#### Listed entries:
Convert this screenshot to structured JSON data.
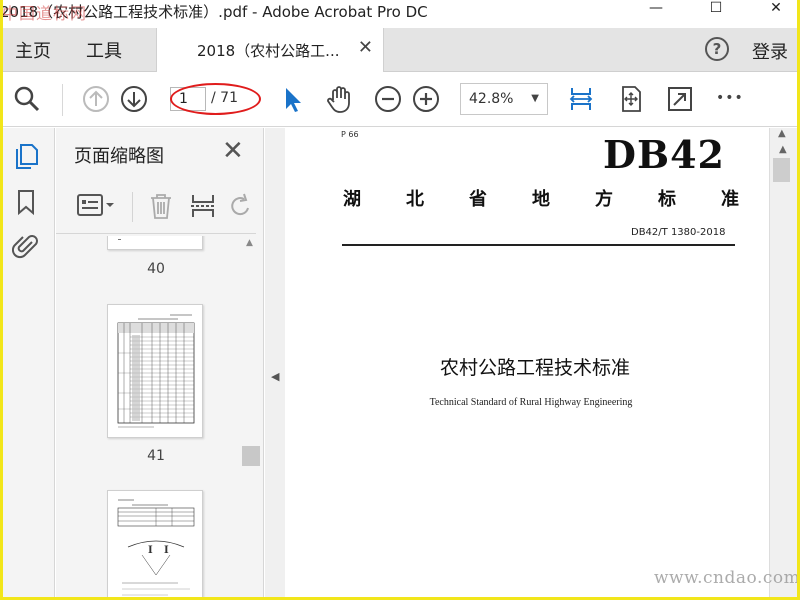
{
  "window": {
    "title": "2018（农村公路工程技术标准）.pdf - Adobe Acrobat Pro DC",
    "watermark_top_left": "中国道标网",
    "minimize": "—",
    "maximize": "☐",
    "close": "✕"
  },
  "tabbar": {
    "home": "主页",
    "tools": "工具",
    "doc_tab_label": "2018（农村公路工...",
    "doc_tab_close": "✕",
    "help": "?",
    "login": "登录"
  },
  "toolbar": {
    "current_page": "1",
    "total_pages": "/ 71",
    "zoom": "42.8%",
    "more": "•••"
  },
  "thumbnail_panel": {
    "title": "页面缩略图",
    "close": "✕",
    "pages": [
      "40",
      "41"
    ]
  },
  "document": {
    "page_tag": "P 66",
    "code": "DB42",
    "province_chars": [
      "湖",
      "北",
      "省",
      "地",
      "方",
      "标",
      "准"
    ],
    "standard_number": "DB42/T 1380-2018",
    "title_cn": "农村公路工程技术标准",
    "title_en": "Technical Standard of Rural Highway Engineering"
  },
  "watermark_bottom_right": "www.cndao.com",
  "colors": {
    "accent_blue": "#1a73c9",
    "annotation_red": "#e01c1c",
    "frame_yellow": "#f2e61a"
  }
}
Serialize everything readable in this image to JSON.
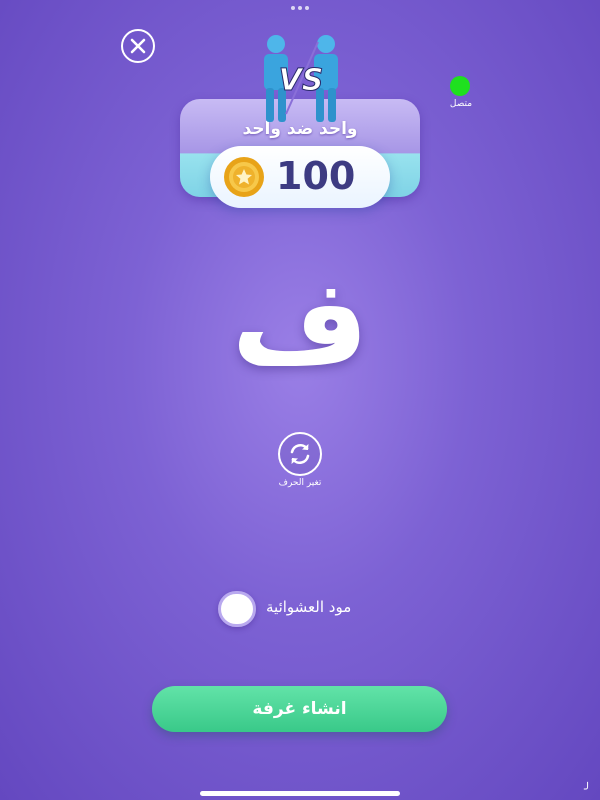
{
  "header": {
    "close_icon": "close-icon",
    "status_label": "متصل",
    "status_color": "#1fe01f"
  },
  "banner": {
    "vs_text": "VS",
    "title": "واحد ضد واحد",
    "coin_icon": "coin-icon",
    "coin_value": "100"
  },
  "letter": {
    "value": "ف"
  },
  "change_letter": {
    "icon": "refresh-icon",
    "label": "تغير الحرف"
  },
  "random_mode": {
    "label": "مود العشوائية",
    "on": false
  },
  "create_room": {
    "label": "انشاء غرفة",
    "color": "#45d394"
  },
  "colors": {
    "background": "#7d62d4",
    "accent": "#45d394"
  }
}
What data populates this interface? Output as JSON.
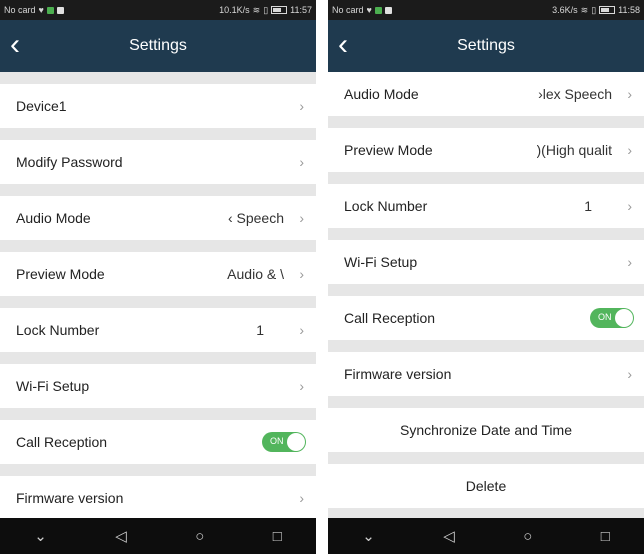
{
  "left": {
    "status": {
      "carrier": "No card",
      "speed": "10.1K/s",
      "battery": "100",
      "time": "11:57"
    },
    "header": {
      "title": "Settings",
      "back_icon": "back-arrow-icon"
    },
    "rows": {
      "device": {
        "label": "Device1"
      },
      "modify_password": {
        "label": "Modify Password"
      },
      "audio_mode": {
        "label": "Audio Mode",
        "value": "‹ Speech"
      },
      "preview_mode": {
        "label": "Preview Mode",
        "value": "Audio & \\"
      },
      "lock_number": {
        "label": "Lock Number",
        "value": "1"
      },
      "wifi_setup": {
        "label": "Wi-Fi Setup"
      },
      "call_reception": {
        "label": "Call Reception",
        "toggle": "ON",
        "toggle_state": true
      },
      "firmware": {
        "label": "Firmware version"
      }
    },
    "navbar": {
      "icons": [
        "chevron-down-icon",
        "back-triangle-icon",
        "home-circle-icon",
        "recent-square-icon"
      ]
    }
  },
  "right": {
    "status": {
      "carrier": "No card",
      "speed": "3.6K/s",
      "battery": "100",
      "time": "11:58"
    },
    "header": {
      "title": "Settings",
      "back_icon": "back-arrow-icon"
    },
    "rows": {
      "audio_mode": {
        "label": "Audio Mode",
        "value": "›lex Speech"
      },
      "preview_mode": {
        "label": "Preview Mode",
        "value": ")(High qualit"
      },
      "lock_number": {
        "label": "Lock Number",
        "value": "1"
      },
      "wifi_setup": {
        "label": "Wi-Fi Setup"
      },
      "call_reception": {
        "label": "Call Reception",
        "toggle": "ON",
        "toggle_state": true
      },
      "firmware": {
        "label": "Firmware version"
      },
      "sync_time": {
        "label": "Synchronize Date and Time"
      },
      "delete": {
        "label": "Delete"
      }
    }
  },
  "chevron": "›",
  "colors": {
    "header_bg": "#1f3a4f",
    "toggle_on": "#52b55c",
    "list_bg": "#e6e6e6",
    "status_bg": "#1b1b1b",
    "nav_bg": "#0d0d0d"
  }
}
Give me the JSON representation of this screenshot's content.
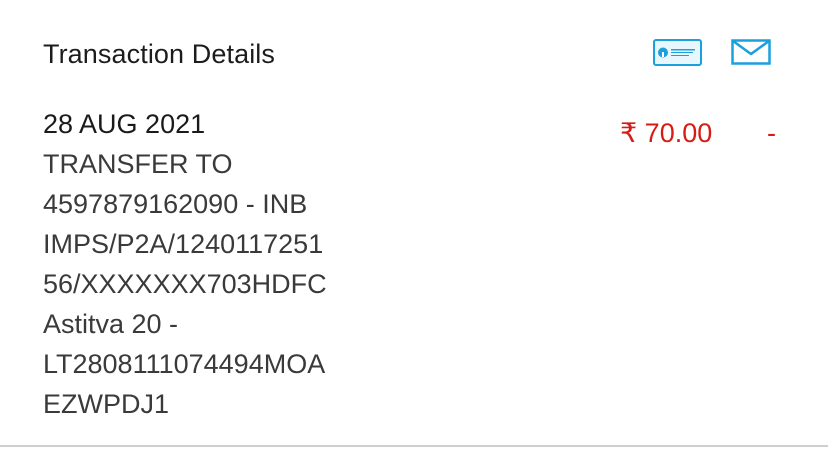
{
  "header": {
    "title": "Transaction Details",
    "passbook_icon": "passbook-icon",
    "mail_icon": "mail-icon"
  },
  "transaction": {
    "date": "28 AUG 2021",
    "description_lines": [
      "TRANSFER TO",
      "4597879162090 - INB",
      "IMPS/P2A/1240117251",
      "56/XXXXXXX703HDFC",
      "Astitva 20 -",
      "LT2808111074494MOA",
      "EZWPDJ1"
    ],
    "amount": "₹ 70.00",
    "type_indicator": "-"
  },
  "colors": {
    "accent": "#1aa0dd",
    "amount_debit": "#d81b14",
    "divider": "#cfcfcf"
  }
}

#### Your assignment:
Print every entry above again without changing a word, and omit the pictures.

#### Answer space:
Convert this screenshot to structured JSON data.
{
  "window": {
    "title": "2018（农村公路工程技术标准）.pdf - Adobe Acrobat Pro DC",
    "watermark_top_left": "中国道标网",
    "minimize": "—",
    "maximize": "☐",
    "close": "✕"
  },
  "tabbar": {
    "home": "主页",
    "tools": "工具",
    "doc_tab_label": "2018（农村公路工...",
    "doc_tab_close": "✕",
    "help": "?",
    "login": "登录"
  },
  "toolbar": {
    "current_page": "1",
    "total_pages": "/ 71",
    "zoom": "42.8%",
    "more": "•••"
  },
  "thumbnail_panel": {
    "title": "页面缩略图",
    "close": "✕",
    "pages": [
      "40",
      "41"
    ]
  },
  "document": {
    "page_tag": "P 66",
    "code": "DB42",
    "province_chars": [
      "湖",
      "北",
      "省",
      "地",
      "方",
      "标",
      "准"
    ],
    "standard_number": "DB42/T 1380-2018",
    "title_cn": "农村公路工程技术标准",
    "title_en": "Technical Standard of Rural Highway Engineering"
  },
  "watermark_bottom_right": "www.cndao.com",
  "colors": {
    "accent_blue": "#1a73c9",
    "annotation_red": "#e01c1c",
    "frame_yellow": "#f2e61a"
  }
}
Serialize everything readable in this image to JSON.
{
  "header": {
    "close_icon": "close-icon",
    "status_label": "متصل",
    "status_color": "#1fe01f"
  },
  "banner": {
    "vs_text": "VS",
    "title": "واحد ضد واحد",
    "coin_icon": "coin-icon",
    "coin_value": "100"
  },
  "letter": {
    "value": "ف"
  },
  "change_letter": {
    "icon": "refresh-icon",
    "label": "تغير الحرف"
  },
  "random_mode": {
    "label": "مود العشوائية",
    "on": false
  },
  "create_room": {
    "label": "انشاء غرفة",
    "color": "#45d394"
  },
  "colors": {
    "background": "#7d62d4",
    "accent": "#45d394"
  }
}
What data populates this interface? Output as JSON.
{
  "left": {
    "status": {
      "carrier": "No card",
      "speed": "10.1K/s",
      "battery": "100",
      "time": "11:57"
    },
    "header": {
      "title": "Settings",
      "back_icon": "back-arrow-icon"
    },
    "rows": {
      "device": {
        "label": "Device1"
      },
      "modify_password": {
        "label": "Modify Password"
      },
      "audio_mode": {
        "label": "Audio Mode",
        "value": "‹ Speech"
      },
      "preview_mode": {
        "label": "Preview Mode",
        "value": "Audio & \\"
      },
      "lock_number": {
        "label": "Lock Number",
        "value": "1"
      },
      "wifi_setup": {
        "label": "Wi-Fi Setup"
      },
      "call_reception": {
        "label": "Call Reception",
        "toggle": "ON",
        "toggle_state": true
      },
      "firmware": {
        "label": "Firmware version"
      }
    },
    "navbar": {
      "icons": [
        "chevron-down-icon",
        "back-triangle-icon",
        "home-circle-icon",
        "recent-square-icon"
      ]
    }
  },
  "right": {
    "status": {
      "carrier": "No card",
      "speed": "3.6K/s",
      "battery": "100",
      "time": "11:58"
    },
    "header": {
      "title": "Settings",
      "back_icon": "back-arrow-icon"
    },
    "rows": {
      "audio_mode": {
        "label": "Audio Mode",
        "value": "›lex Speech"
      },
      "preview_mode": {
        "label": "Preview Mode",
        "value": ")(High qualit"
      },
      "lock_number": {
        "label": "Lock Number",
        "value": "1"
      },
      "wifi_setup": {
        "label": "Wi-Fi Setup"
      },
      "call_reception": {
        "label": "Call Reception",
        "toggle": "ON",
        "toggle_state": true
      },
      "firmware": {
        "label": "Firmware version"
      },
      "sync_time": {
        "label": "Synchronize Date and Time"
      },
      "delete": {
        "label": "Delete"
      }
    }
  },
  "chevron": "›",
  "colors": {
    "header_bg": "#1f3a4f",
    "toggle_on": "#52b55c",
    "list_bg": "#e6e6e6",
    "status_bg": "#1b1b1b",
    "nav_bg": "#0d0d0d"
  }
}
Give me the JSON representation of this screenshot's content.
{
  "header": {
    "title": "Transaction Details",
    "passbook_icon": "passbook-icon",
    "mail_icon": "mail-icon"
  },
  "transaction": {
    "date": "28 AUG 2021",
    "description_lines": [
      "TRANSFER TO",
      "4597879162090 - INB",
      "IMPS/P2A/1240117251",
      "56/XXXXXXX703HDFC",
      "Astitva 20 -",
      "LT2808111074494MOA",
      "EZWPDJ1"
    ],
    "amount": "₹ 70.00",
    "type_indicator": "-"
  },
  "colors": {
    "accent": "#1aa0dd",
    "amount_debit": "#d81b14",
    "divider": "#cfcfcf"
  }
}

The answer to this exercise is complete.